This time I don’t arrive in Wetherill but in the tunnels near Shealy Hall. I assume it’s still 1991 so I go to my freshman room. I use my room card from the Hyatt to jimmy open the door. I creep over to the bed and wake my younger self to a responsive dream state.

40 Me: Hi Gretchen, I’m you at 40. I’m going to tell you something really bizarre.

18 Me: I’m meeting future self. I wouldn’t expect normal.

40 Me: You know how you’re reading This Present Darkness. Well, I just came from a conference and was a few feet away from Frank Peretti. He just got a lifetime achievement award from American Christian Fiction Writers. They’re having a writer’s conference and I slipped away to talk to you.

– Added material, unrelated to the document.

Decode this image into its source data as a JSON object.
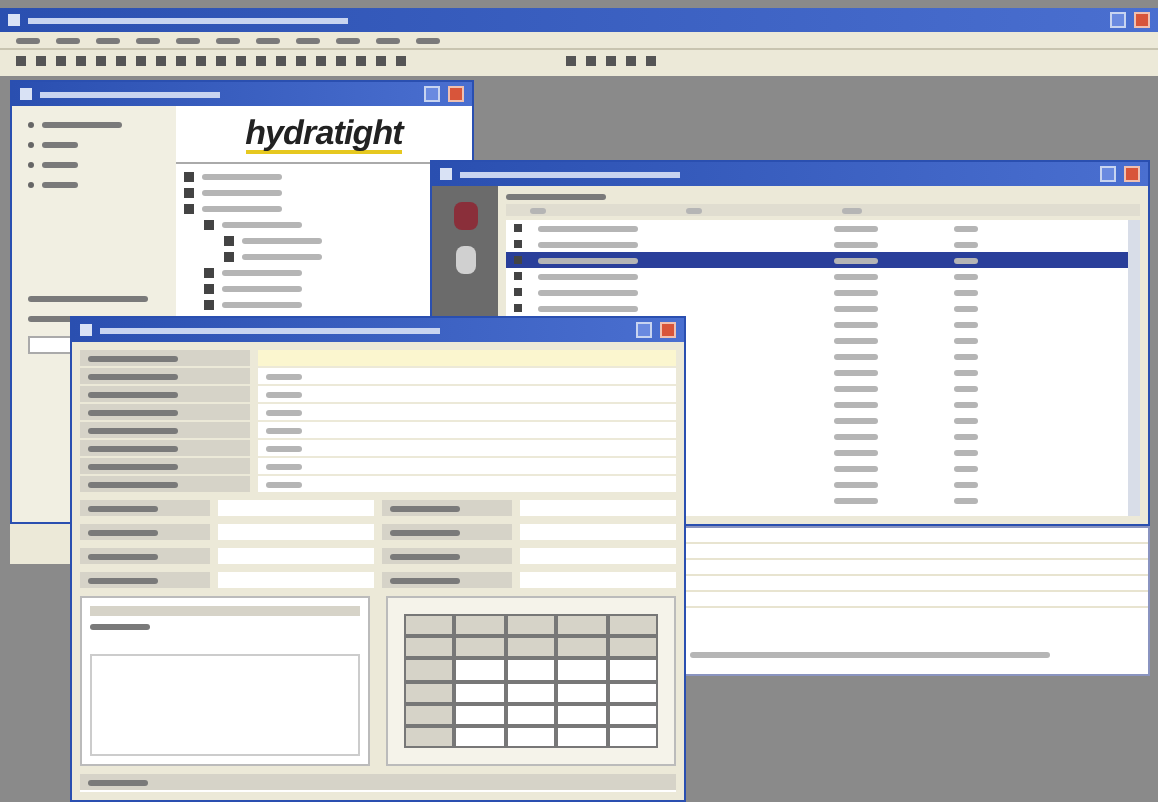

18 Me: I write novels? Let me guess, historical romance.

40 Me: No, something called speculative fiction. It’s like real world but with a supernatural twist. Not quite science fiction or fantasy. I know you hate science fiction and fantasy but you learn to love it. A lot.

18 Me: I do?

40 Me: Yes, remember I’m you only older, so I can kind of read your mind. Anyway, there’s this guy, I think you met him at Inter Varsity Friday night. A couple of years ago, I was on Facebook. How do I explain Facebook? It’s like that meet book thing with all of the students’ pictures, only on the internet. And you don’t know what the internet is. Think email on steroids. So, I found out his wife writes Christian fiction and one thing led to another and I started writing this story. Now, I’m in Indy pitching a novel to agents and editors. And you’ll never guess who is doing the same thing?

18 Me (her voice is a little sarcastic, probably because 40 Me knows more than she does): Who?

40 Me: Professor M. your, our computer science professor.

18 Me: He’s a Christian too? And writes books? That’s awesome. I knew he was cool. I can’t believe we can e-mail our FORTRAN assignments to him. So high tech. What other weird stuff is there in the year 2000? (18 Me counts on her fingers) I mean 2013.

40 Me: Computer screens look like real pictures. Not those green and orange screens. In a couple of years, you’ll use Windows machines. Like those only better. By 1996, you’ll use a laptop and modems evolve to be so fast you can watch movies. And read books on an electronic tablet. And smart phones. They’re like little computers. In 2013 you use an outdated flip phone but it’s still high tech for 1991. It’s smaller than a deck of cards.

18 Me: Wow. (18 Me reverts to default boy-crazy mode) Who do I marry? Have I met him? Do we have kids?

40 Me: I can’t tell you those things. But I’ll give you a hint. In two weeks, September 28. You and your roommate and a couple of other girls are going to go to a crew party.

18 Me: Do I decide to become a coxswain for the guys’ team? I marry a hot guy on the rowing team, right?

40 Me: Listen to me. You’re going to run into someone you know. She is going to be with some guys. You’re going to join her and go to Taco Bell and watch Saturday Night Live with them. I know, I know. That sounds lame compared to a party with hot crew guys but trust me on this. The crossroads of your life are at Northwestern and Grant. There are two kids who don’t want to do a Marty McFly and fade into oblivion…